Not only is the straight A student majoring in journalism and mass communication at Cleveland State, but for the past five years he worked as both reporter and editor of the Cherokee Signal — the official newspaper of Cleveland State.

“I would say one of my crowning achievements so far was becoming the 2009 and 2010 Cherokee Signal award winner and being inducted into the honor society at Cleveland State,” Kilgore said.

His father has taken it a step further and supported him in creating his own local newspaper — the Foothills Crier, serving the Southeastern area.

“With James having autism, it would be questionable for him to work for a regular newspaper,” Ernest explained. “Therefore, we came up with the idea of a small paper he could write on his own. We started in November 2012, with only four pages and two advertisers. Currently, we have 20 pages and 13 advertisers. We welcome any articles that anyone would like to send, but we do reserve the right to edit or reject depending on the content.”
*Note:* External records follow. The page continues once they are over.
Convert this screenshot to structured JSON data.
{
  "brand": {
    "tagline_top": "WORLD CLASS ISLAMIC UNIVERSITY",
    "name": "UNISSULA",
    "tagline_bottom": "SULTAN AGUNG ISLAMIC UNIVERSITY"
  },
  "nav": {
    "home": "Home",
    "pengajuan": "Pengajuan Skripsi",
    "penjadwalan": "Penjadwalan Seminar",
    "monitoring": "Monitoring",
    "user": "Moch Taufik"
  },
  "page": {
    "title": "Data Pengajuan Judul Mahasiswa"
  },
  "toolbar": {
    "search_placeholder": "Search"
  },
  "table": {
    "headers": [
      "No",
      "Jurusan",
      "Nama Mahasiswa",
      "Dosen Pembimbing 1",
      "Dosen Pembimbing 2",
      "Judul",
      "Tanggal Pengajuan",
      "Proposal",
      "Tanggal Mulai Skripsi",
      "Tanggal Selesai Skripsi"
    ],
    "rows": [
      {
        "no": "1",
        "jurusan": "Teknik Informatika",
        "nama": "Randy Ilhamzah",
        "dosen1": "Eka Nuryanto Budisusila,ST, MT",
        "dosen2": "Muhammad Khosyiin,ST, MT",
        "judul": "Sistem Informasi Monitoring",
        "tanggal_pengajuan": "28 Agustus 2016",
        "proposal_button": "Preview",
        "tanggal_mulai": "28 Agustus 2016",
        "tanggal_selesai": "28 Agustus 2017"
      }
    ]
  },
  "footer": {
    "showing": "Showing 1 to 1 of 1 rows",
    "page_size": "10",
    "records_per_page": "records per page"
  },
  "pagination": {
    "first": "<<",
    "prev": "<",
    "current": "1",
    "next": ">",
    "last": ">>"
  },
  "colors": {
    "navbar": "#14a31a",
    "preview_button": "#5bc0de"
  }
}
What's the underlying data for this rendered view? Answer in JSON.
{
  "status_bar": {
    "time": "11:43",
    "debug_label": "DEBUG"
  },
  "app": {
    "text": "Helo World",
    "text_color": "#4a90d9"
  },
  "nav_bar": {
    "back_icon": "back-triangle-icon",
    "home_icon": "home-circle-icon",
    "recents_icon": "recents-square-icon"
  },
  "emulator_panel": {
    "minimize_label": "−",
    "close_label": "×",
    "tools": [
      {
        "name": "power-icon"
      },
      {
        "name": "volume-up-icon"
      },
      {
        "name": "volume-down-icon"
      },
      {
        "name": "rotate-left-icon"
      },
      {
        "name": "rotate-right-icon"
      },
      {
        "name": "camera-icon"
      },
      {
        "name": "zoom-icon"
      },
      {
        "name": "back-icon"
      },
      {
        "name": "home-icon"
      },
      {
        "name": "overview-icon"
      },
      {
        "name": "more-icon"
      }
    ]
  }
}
Kilgore said his plan is to transfer to a four-year university to obtain his bachelor’s degree in journalism, a profession he has been interested in since he was a child enjoying working on his elementary school’s morning television show.

Ernest, who is also part Cherokee, said, “For a number of years I owned and published ‘The Eagle News,’ which is a Native-American newspaper. When James was 12 years old, he started working with me on that newspaper and he developed a love for writing and reporting. It carried on through high school.”

At the age of 25, Kilgore is constantly creating one milestone after another, proving that autism is not necessarily the handicap some people would categorize it as. Meeting Kilgore is living proof that meeting one person with autism is simply that — one person — because each autistic person is wonderfully different and capable of impressive feats.

“It feels pretty good to me to be a journalist,” Kilgore said. “It takes a lot of hard work, determination and willingness to build editing skills, but you would be surprised at what can be done — even with autism.”

C. Michael Stokes, vice president for Student Services, said “James really inspire people around him to do all they can do, and become all they can become, because of what he’s already accomplished. In terms of dependability and effort, there is no one who works harder than James does. He’s a Phi Beta Kappa member so that means he has really good grades.”

Diana and Ernest praised Cleveland State instructors for working with Kilgore, saying, “They have absolutely bent over backwards to help him. They have one of the finest faculties of any college in the nation.”

Diana said, “I guess you could say we were able to get through it with a lot of prayers and good teachers.”

Experts say along with certain social and intellectual difficulties, autism can bring special abilities that include strong memory skills, math skills, three-dimensional thinking, musical ability, artistic talents and the ability to focus intensely on an interest.

For further information on autism, visit www.autismhelp.info or www.autismsupportnetwork.com.